Actually, he conceded, watching another outsized wheelbarrow approach, it hadn’t been the humans who’d concerned him. The hradani’s reputation as the most dangerous of the Races of Man had been well earned over the twelve hundred years since the fall of Kontovar. Their tendency to erupt in berserk, homicidal fury when struck by the Rage — the inherited madness of their race — was enough to make anyone nervous, especially people who’d lived in the same vicinity as them for the past several centuries, and the old adage about burned hands teaching best had come forcibly to mind when he first contemplated his assignment.

In theory that had all changed now, and Gorsan admitted that he’d seen no episodes of the Rage during the five and a half years he’d supervised the canal’s construction. Despite that, he still wasn’t certain he believed all the stories he’d heard about how the Rage had changed, even if they were vouched for by Wencit of RÅ«m and a champion of Tomanāk. For that matter, he still had a few problems wrapping his mind around the concept of a hradani champion at all!

But whatever might be true about the Rage, he’d discovered there were definite advantages to a work force whose laborers had the size, strength, and sheer stamina of hradani. They took workloads in stride which would have made even a dwarf blanch, and for the first time in Gorsan’s experience, a job actually looked like it was going to come in ahead of schedule, even with the miserable weather of northern Norfressa to slow things up!

And there was no question that Prince Bahnak of Hurgrum was a far cry from the stereotypical barbarian brigand most people thought of when anyone said the word “hradani” to them, either. Gorsan had met the prince and most of his almost equally formidable offspring, and he suspected the rumor that Bahnak had suggested the project to Kilthan rather than the other way around might well be true.

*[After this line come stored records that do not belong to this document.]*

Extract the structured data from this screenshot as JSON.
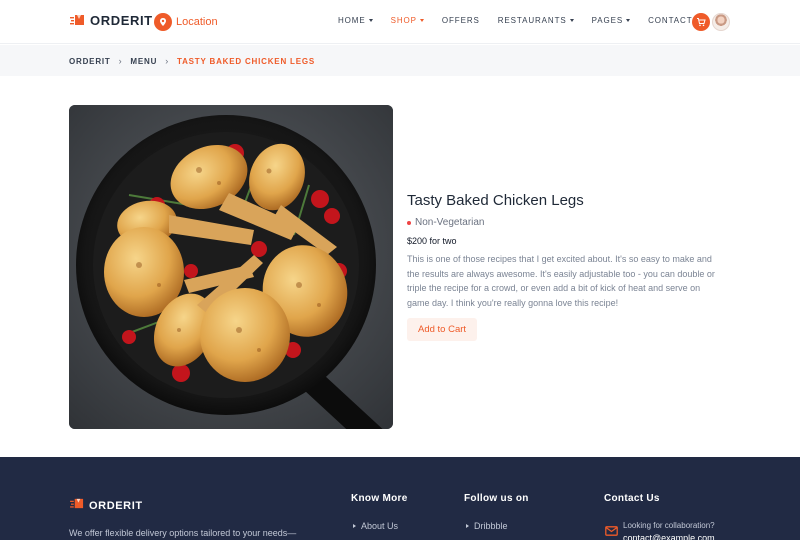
{
  "header": {
    "brand": "ORDERIT",
    "location_label": "Location",
    "nav": [
      {
        "label": "HOME",
        "has_caret": true,
        "active": false
      },
      {
        "label": "SHOP",
        "has_caret": true,
        "active": true
      },
      {
        "label": "OFFERS",
        "has_caret": false,
        "active": false
      },
      {
        "label": "RESTAURANTS",
        "has_caret": true,
        "active": false
      },
      {
        "label": "PAGES",
        "has_caret": true,
        "active": false
      },
      {
        "label": "CONTACT US",
        "has_caret": false,
        "active": false
      }
    ],
    "cart_icon": "shopping-cart-icon",
    "avatar_icon": "user-avatar"
  },
  "breadcrumb": {
    "items": [
      "ORDERIT",
      "MENU"
    ],
    "current": "TASTY BAKED CHICKEN LEGS",
    "separator": "›"
  },
  "product": {
    "image_icon": "baked-chicken-legs-photo",
    "title": "Tasty Baked Chicken Legs",
    "diet": "Non-Vegetarian",
    "price": "$200 for two",
    "description": "This is one of those recipes that I get excited about. It's so easy to make and the results are always awesome. It's easily adjustable too - you can double or triple the recipe for a crowd, or even add a bit of kick of heat and serve on game day. I think you're really gonna love this recipe!",
    "add_to_cart": "Add to Cart"
  },
  "footer": {
    "brand": "ORDERIT",
    "tagline": "We offer flexible delivery options tailored to your needs—",
    "know_more": {
      "heading": "Know More",
      "first_link": "About Us"
    },
    "follow": {
      "heading": "Follow us on",
      "first_link": "Dribbble"
    },
    "contact": {
      "heading": "Contact Us",
      "collab": "Looking for collaboration?",
      "email": "contact@example.com"
    }
  },
  "colors": {
    "accent": "#ef5b29",
    "footer_bg": "#212a44",
    "breadcrumb_bg": "#f6f7f9",
    "veg_dot": "#ef4444"
  }
}
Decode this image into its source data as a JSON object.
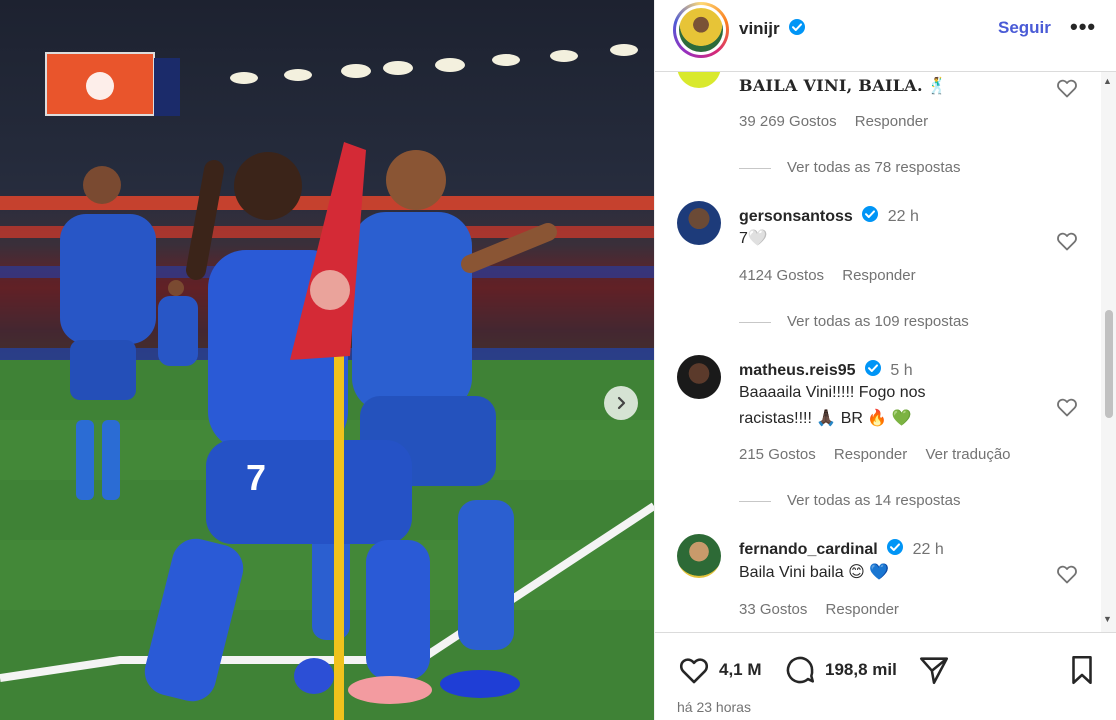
{
  "post": {
    "username": "vinijr",
    "follow_label": "Seguir",
    "more_label": "•••",
    "next_label": "›"
  },
  "comments": [
    {
      "username": "",
      "text": "BAILA VINI, BAILA.",
      "emoji": "🕺",
      "likes": "39 269 Gostos",
      "reply_label": "Responder",
      "view_replies": "Ver todas as 78 respostas"
    },
    {
      "username": "gersonsantoss",
      "time": "22 h",
      "text": "7",
      "emoji": "🤍",
      "likes": "4124 Gostos",
      "reply_label": "Responder",
      "view_replies": "Ver todas as 109 respostas"
    },
    {
      "username": "matheus.reis95",
      "time": "5 h",
      "text_line1": "Baaaaila Vini!!!!! Fogo nos",
      "text_line2": "racistas!!!!",
      "emoji": "🙏🏿 BR 🔥 💚",
      "likes": "215 Gostos",
      "reply_label": "Responder",
      "translate_label": "Ver tradução",
      "view_replies": "Ver todas as 14 respostas"
    },
    {
      "username": "fernando_cardinal",
      "time": "22 h",
      "text": "Baila Vini baila",
      "emoji": "😊 💙",
      "likes": "33 Gostos",
      "reply_label": "Responder"
    }
  ],
  "actions": {
    "likes": "4,1 M",
    "comments": "198,8 mil",
    "timestamp": "há 23 horas"
  },
  "colors": {
    "accent": "#4a5bd6",
    "verified": "#0095f6",
    "kit_blue": "#1f55c8"
  },
  "icons": [
    "verified-icon",
    "heart-icon",
    "comment-icon",
    "share-icon",
    "bookmark-icon",
    "chevron-right-icon"
  ]
}
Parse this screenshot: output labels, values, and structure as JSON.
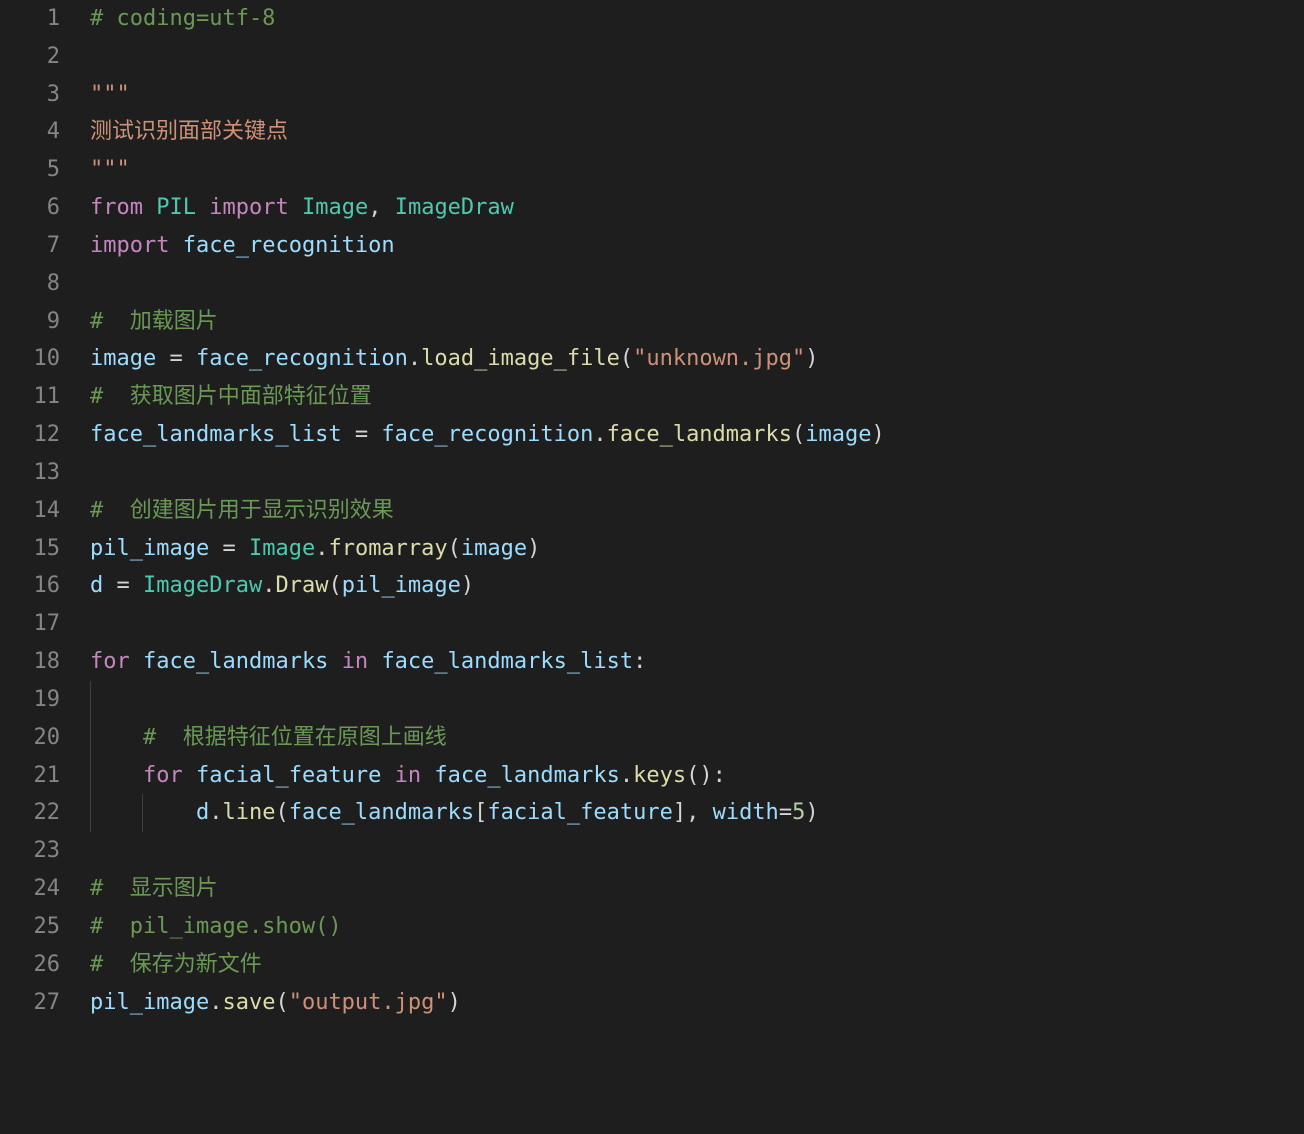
{
  "lines": [
    {
      "num": "1",
      "tokens": [
        {
          "t": "# coding=utf-8",
          "c": "comment"
        }
      ]
    },
    {
      "num": "2",
      "tokens": []
    },
    {
      "num": "3",
      "tokens": [
        {
          "t": "\"\"\"",
          "c": "docstring"
        }
      ]
    },
    {
      "num": "4",
      "tokens": [
        {
          "t": "测试识别面部关键点",
          "c": "docstring-text"
        }
      ]
    },
    {
      "num": "5",
      "tokens": [
        {
          "t": "\"\"\"",
          "c": "docstring"
        }
      ]
    },
    {
      "num": "6",
      "tokens": [
        {
          "t": "from",
          "c": "keyword"
        },
        {
          "t": " ",
          "c": ""
        },
        {
          "t": "PIL",
          "c": "class-name"
        },
        {
          "t": " ",
          "c": ""
        },
        {
          "t": "import",
          "c": "keyword"
        },
        {
          "t": " ",
          "c": ""
        },
        {
          "t": "Image",
          "c": "class-name"
        },
        {
          "t": ", ",
          "c": "punctuation"
        },
        {
          "t": "ImageDraw",
          "c": "class-name"
        }
      ]
    },
    {
      "num": "7",
      "tokens": [
        {
          "t": "import",
          "c": "keyword"
        },
        {
          "t": " ",
          "c": ""
        },
        {
          "t": "face_recognition",
          "c": "variable"
        }
      ]
    },
    {
      "num": "8",
      "tokens": []
    },
    {
      "num": "9",
      "tokens": [
        {
          "t": "#  加载图片",
          "c": "comment"
        }
      ]
    },
    {
      "num": "10",
      "tokens": [
        {
          "t": "image",
          "c": "variable"
        },
        {
          "t": " = ",
          "c": "punctuation"
        },
        {
          "t": "face_recognition",
          "c": "variable"
        },
        {
          "t": ".",
          "c": "punctuation"
        },
        {
          "t": "load_image_file",
          "c": "function"
        },
        {
          "t": "(",
          "c": "punctuation"
        },
        {
          "t": "\"unknown.jpg\"",
          "c": "string"
        },
        {
          "t": ")",
          "c": "punctuation"
        }
      ]
    },
    {
      "num": "11",
      "tokens": [
        {
          "t": "#  获取图片中面部特征位置",
          "c": "comment"
        }
      ]
    },
    {
      "num": "12",
      "tokens": [
        {
          "t": "face_landmarks_list",
          "c": "variable"
        },
        {
          "t": " = ",
          "c": "punctuation"
        },
        {
          "t": "face_recognition",
          "c": "variable"
        },
        {
          "t": ".",
          "c": "punctuation"
        },
        {
          "t": "face_landmarks",
          "c": "function"
        },
        {
          "t": "(",
          "c": "punctuation"
        },
        {
          "t": "image",
          "c": "variable"
        },
        {
          "t": ")",
          "c": "punctuation"
        }
      ]
    },
    {
      "num": "13",
      "tokens": []
    },
    {
      "num": "14",
      "tokens": [
        {
          "t": "#  创建图片用于显示识别效果",
          "c": "comment"
        }
      ]
    },
    {
      "num": "15",
      "tokens": [
        {
          "t": "pil_image",
          "c": "variable"
        },
        {
          "t": " = ",
          "c": "punctuation"
        },
        {
          "t": "Image",
          "c": "class-name"
        },
        {
          "t": ".",
          "c": "punctuation"
        },
        {
          "t": "fromarray",
          "c": "function"
        },
        {
          "t": "(",
          "c": "punctuation"
        },
        {
          "t": "image",
          "c": "variable"
        },
        {
          "t": ")",
          "c": "punctuation"
        }
      ]
    },
    {
      "num": "16",
      "tokens": [
        {
          "t": "d",
          "c": "variable"
        },
        {
          "t": " = ",
          "c": "punctuation"
        },
        {
          "t": "ImageDraw",
          "c": "class-name"
        },
        {
          "t": ".",
          "c": "punctuation"
        },
        {
          "t": "Draw",
          "c": "function"
        },
        {
          "t": "(",
          "c": "punctuation"
        },
        {
          "t": "pil_image",
          "c": "variable"
        },
        {
          "t": ")",
          "c": "punctuation"
        }
      ]
    },
    {
      "num": "17",
      "tokens": []
    },
    {
      "num": "18",
      "tokens": [
        {
          "t": "for",
          "c": "keyword"
        },
        {
          "t": " ",
          "c": ""
        },
        {
          "t": "face_landmarks",
          "c": "variable"
        },
        {
          "t": " ",
          "c": ""
        },
        {
          "t": "in",
          "c": "keyword"
        },
        {
          "t": " ",
          "c": ""
        },
        {
          "t": "face_landmarks_list",
          "c": "variable"
        },
        {
          "t": ":",
          "c": "punctuation"
        }
      ]
    },
    {
      "num": "19",
      "tokens": [],
      "indent": 1
    },
    {
      "num": "20",
      "tokens": [
        {
          "t": "    ",
          "c": ""
        },
        {
          "t": "#  根据特征位置在原图上画线",
          "c": "comment"
        }
      ],
      "indent": 1
    },
    {
      "num": "21",
      "tokens": [
        {
          "t": "    ",
          "c": ""
        },
        {
          "t": "for",
          "c": "keyword"
        },
        {
          "t": " ",
          "c": ""
        },
        {
          "t": "facial_feature",
          "c": "variable"
        },
        {
          "t": " ",
          "c": ""
        },
        {
          "t": "in",
          "c": "keyword"
        },
        {
          "t": " ",
          "c": ""
        },
        {
          "t": "face_landmarks",
          "c": "variable"
        },
        {
          "t": ".",
          "c": "punctuation"
        },
        {
          "t": "keys",
          "c": "function"
        },
        {
          "t": "():",
          "c": "punctuation"
        }
      ],
      "indent": 1
    },
    {
      "num": "22",
      "tokens": [
        {
          "t": "        ",
          "c": ""
        },
        {
          "t": "d",
          "c": "variable"
        },
        {
          "t": ".",
          "c": "punctuation"
        },
        {
          "t": "line",
          "c": "function"
        },
        {
          "t": "(",
          "c": "punctuation"
        },
        {
          "t": "face_landmarks",
          "c": "variable"
        },
        {
          "t": "[",
          "c": "punctuation"
        },
        {
          "t": "facial_feature",
          "c": "variable"
        },
        {
          "t": "], ",
          "c": "punctuation"
        },
        {
          "t": "width",
          "c": "variable"
        },
        {
          "t": "=",
          "c": "punctuation"
        },
        {
          "t": "5",
          "c": "number"
        },
        {
          "t": ")",
          "c": "punctuation"
        }
      ],
      "indent": 2
    },
    {
      "num": "23",
      "tokens": []
    },
    {
      "num": "24",
      "tokens": [
        {
          "t": "#  显示图片",
          "c": "comment"
        }
      ]
    },
    {
      "num": "25",
      "tokens": [
        {
          "t": "#  pil_image.show()",
          "c": "comment"
        }
      ]
    },
    {
      "num": "26",
      "tokens": [
        {
          "t": "#  保存为新文件",
          "c": "comment"
        }
      ]
    },
    {
      "num": "27",
      "tokens": [
        {
          "t": "pil_image",
          "c": "variable"
        },
        {
          "t": ".",
          "c": "punctuation"
        },
        {
          "t": "save",
          "c": "function"
        },
        {
          "t": "(",
          "c": "punctuation"
        },
        {
          "t": "\"output.jpg\"",
          "c": "string"
        },
        {
          "t": ")",
          "c": "punctuation"
        }
      ]
    }
  ]
}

The dwarves of Dwarvenhame were far more accustomed to interacting with the other Races of Man than any of the ancestral clans had been back in Kontovar, and Kilthandahknarthas was even more accustomed to it than most, but the sheer boldness and scale of the Derm Canal — and its implications for all of Norfressa — were staggering.